Photos by Luis Moreira

Beyond Roads 2 : The Musandam Oman Expedition

[ April 17 - May 02, 2016 ]

Isolated. Rugged. Desolate and beautiful, Oman is a desert nation containing vast sand seas, rugged coastlines teeming with aquatic life, and a wild and unexplored mountainous hinterland. It is also a country with a rich cultural rooted in antiquity.

Beyond Roads is an expedition of discovery. Five Adventure Science members are returning to the remote Musandam peninsula at the northern tip of Oman in order to continue their search for undiscovered archaeological sites and the critically endangered Arabian Leopard. The team will be dropped by fishing boat at the northern most tip of the peninsula and will have 10 days to hike over 50 kilometers through rugged mountains to return to civilization in the town of Khasab.

Drinking water will be non-existant and the team will rely on water drops spaced 3 days apart. Their only food and supplies will be limited to what they can carry on their backs. The team will study and explore the vast terrain, employing their skill and speed as adventure athletes to survey large areas daily. In our modern era of high-tech exploration and discovery, we tend to overlook the value of putting people on the ground to see the landscape with their own eyes. This is especially important in physically demanding environments like this, where fitness, experience, and toughness will allow our team to accomplish what others have deemed impossible.

Beyond Roads facts:

  • Temperature: low 10°C, high 30°C

  • Risk Factors: dehydration, 1st aid emergencies, scorpions, camel spiders

  • Water Ration: 3 L per day/person

  • Food: freeze-dried meals, energy bars

  • Terrain: rocky beaches, steep mountains, limestone ledges, open plateaus

  • Elevation: Sea level to over 500 m

  • Pack Weight: ~ 15 kg

  • Gear: shovels, notebooks, cameras, climbing ropes and equipment

  • Route: coastline/ridgeline

  • Towns Along Route: Kumzar

  • Roads: none


Located at the northern-most tip of Oman, the sparsely populated Musandam Peninsula is an extremely rugged promontory lacking roads, infrastructure, and is highly under-explored.

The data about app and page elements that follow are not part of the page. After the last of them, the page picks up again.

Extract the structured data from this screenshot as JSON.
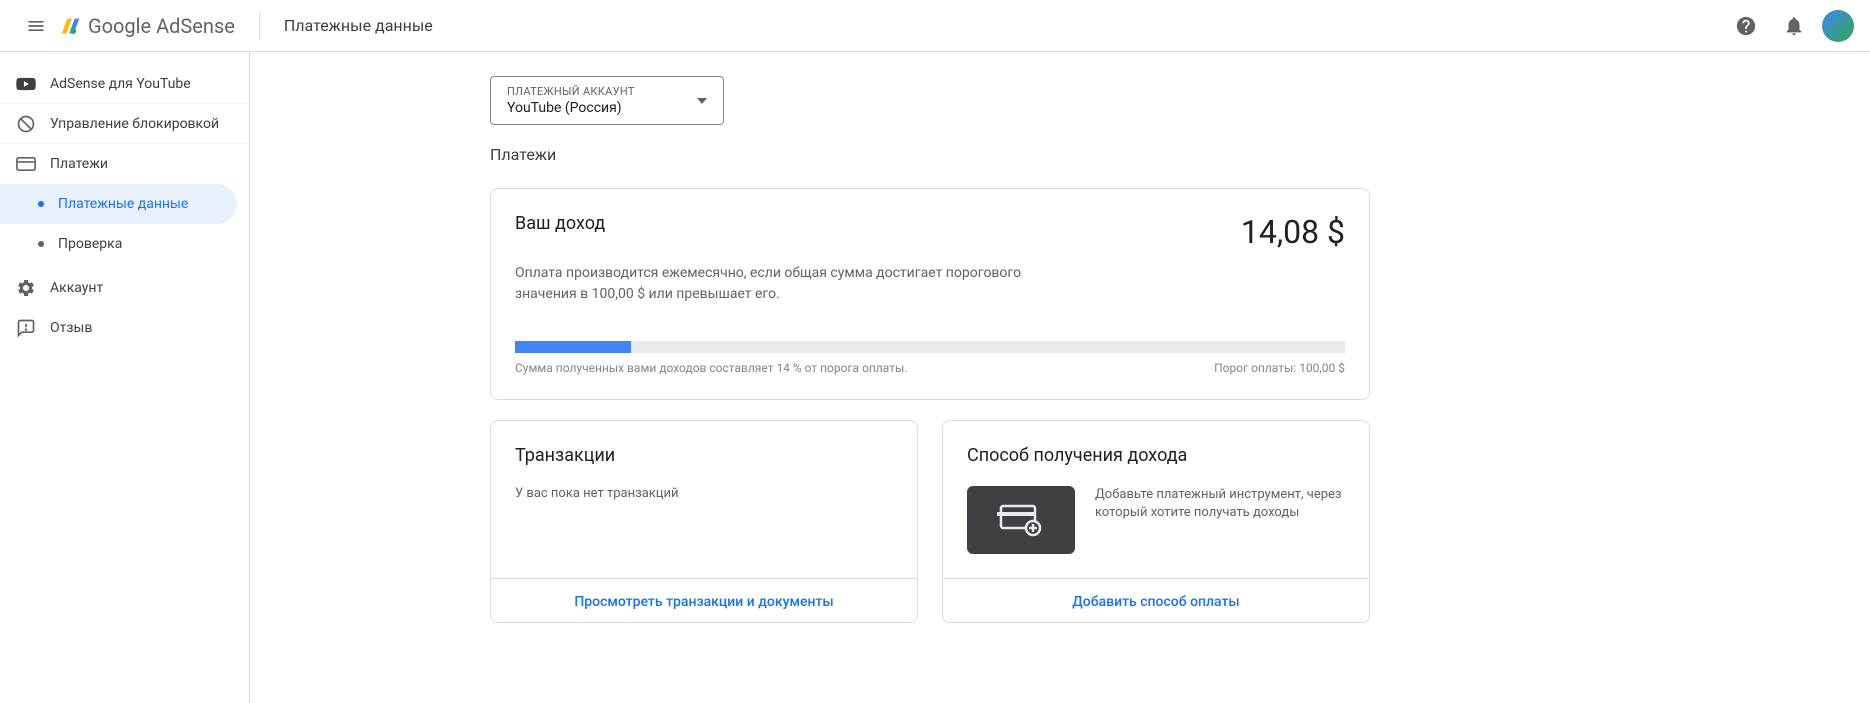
{
  "header": {
    "brand_text": "Google AdSense",
    "page_title": "Платежные данные"
  },
  "sidebar": {
    "items": [
      {
        "label": "AdSense для YouTube"
      },
      {
        "label": "Управление блокировкой"
      },
      {
        "label": "Платежи"
      },
      {
        "label": "Аккаунт"
      },
      {
        "label": "Отзыв"
      }
    ],
    "sub_items": [
      {
        "label": "Платежные данные"
      },
      {
        "label": "Проверка"
      }
    ]
  },
  "account_selector": {
    "label": "ПЛАТЕЖНЫЙ АККАУНТ",
    "value": "YouTube (Россия)"
  },
  "section_heading": "Платежи",
  "earnings": {
    "title": "Ваш доход",
    "amount": "14,08 $",
    "description": "Оплата производится ежемесячно, если общая сумма достигает порогового значения в 100,00 $ или превышает его.",
    "progress_percent": 14,
    "progress_text": "Сумма полученных вами доходов составляет 14 % от порога оплаты.",
    "threshold_text": "Порог оплаты: 100,00 $"
  },
  "transactions": {
    "title": "Транзакции",
    "empty_text": "У вас пока нет транзакций",
    "link": "Просмотреть транзакции и документы"
  },
  "payment_method": {
    "title": "Способ получения дохода",
    "description": "Добавьте платежный инструмент, через который хотите получать доходы",
    "link": "Добавить способ оплаты"
  }
}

This mountainous isthmus separates the Gulf of Oman from the Persian Gulf by creating the Strait of Hormuz, which has been geographically important for millennia with respect to maritime trade and strategic control of the entrance to the Persian Gulf. Today, it forms the choke point for one of the world's most important petroleum shipping routes, and oil-laden supertankers pass through the Strait on a daily basis.

The goals of this project are to further explore this remote and roadless region to assess is archaeological potential, as well as search for any evidence suggesting the presence of the critically endangered Arabian Leopard in the area. The team will trek through the highlands in search of undocumented abandoned villages, agricultural sites, and other cultural items.

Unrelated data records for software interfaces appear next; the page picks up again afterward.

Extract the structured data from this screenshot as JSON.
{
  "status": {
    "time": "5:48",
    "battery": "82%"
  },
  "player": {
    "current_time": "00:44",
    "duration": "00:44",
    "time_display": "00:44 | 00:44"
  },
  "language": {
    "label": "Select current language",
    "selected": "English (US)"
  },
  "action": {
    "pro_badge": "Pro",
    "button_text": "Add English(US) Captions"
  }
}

The geologic and geographic importance of this region was recognized in 1971-72 as N.L. Falcon led an exploratory Royal Geographical Society (RGS) expedition to the Musandam Peninsula to collect data on the Quaternary history of the region. The expedition collected geologic data offshore of the proposed region of study, but did not study the highlands in the area due to the difficulty in accessing them. In the RGS reports filed by Falcon, he noted that the ruggedness of the region presented a significant barrier to study (Falcon, 1973). Forty years later, the region remains largely unexplored and there is no academic work describing the archaeological record in the highlands. The 2011 Adventure Science project was the first of its kind in the region and led to numerous discoveries/rediscoveries as the three man team represented the first westerners to ever visit most of these sites.

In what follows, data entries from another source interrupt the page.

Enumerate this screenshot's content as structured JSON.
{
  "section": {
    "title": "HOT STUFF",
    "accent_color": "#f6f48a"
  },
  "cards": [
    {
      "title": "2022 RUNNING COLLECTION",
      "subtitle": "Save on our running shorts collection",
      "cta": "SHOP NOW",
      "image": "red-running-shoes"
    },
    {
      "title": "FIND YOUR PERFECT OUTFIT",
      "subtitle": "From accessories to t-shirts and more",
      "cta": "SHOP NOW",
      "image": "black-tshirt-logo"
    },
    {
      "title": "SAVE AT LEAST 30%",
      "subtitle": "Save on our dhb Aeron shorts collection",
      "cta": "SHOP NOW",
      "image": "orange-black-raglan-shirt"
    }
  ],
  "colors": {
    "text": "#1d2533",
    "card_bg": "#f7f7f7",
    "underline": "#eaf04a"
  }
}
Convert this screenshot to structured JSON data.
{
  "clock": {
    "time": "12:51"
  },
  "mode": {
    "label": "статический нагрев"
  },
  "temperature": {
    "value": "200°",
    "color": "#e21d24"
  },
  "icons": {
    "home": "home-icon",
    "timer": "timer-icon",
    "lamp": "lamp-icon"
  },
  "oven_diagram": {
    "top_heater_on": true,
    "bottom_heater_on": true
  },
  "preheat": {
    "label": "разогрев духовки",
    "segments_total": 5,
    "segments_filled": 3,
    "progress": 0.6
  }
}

In order to operate in such a remote and challenging environment during a two-week field season, we will be employing a novel field approach in this expedition. Rapid Survey Teams (RST) composed of adventure athletes will be used to rapidly cover challenging terrain in a safe and quick manner in order to visit as many locations as possible. Considering that this large area would be difficult to recon by conventional methods (physically or prohibitive cost), this methodology promotes a more efficient, focused, and cost effective use of researchers and research funds. In addition, the RST methodology has the potential to be applied globally for paleontologic (e.g. hunting for Dinosaur fossils in Greenland or Antarctica), archaeologic (i.e. prehistoric settlements in Canadian Arctic where vehicles are expensive and potentially damaging to the fragile ecosystem), and ecologic (plant/animal surveys) expeditions. The addition of athletes with significant backcountry experience will be an asset to the expedition because they are accustomed to operating in challenging environments and bring many skills to the project, including being disciplined outdoor problem solvers and having the ability to safely travel self-supported with minimal outside support. Most are university educated and their motives compliment the research objectives very well. Finally, long days of physically demanding work is viewed by these athletes as an enjoyable volunteer opportunity, instead of a prohibitive challenge. Consequently, the use of adventure athletes presents an opportunity to increase the level of data collection beyond that of a less fit field crew.

The team will travel from it’s drop-off location southwards along the peninsula and back to Khasab over the course of 10 days. The entire expedition is self-supported and the team will utilize several food and water drops along the route in order to resupply.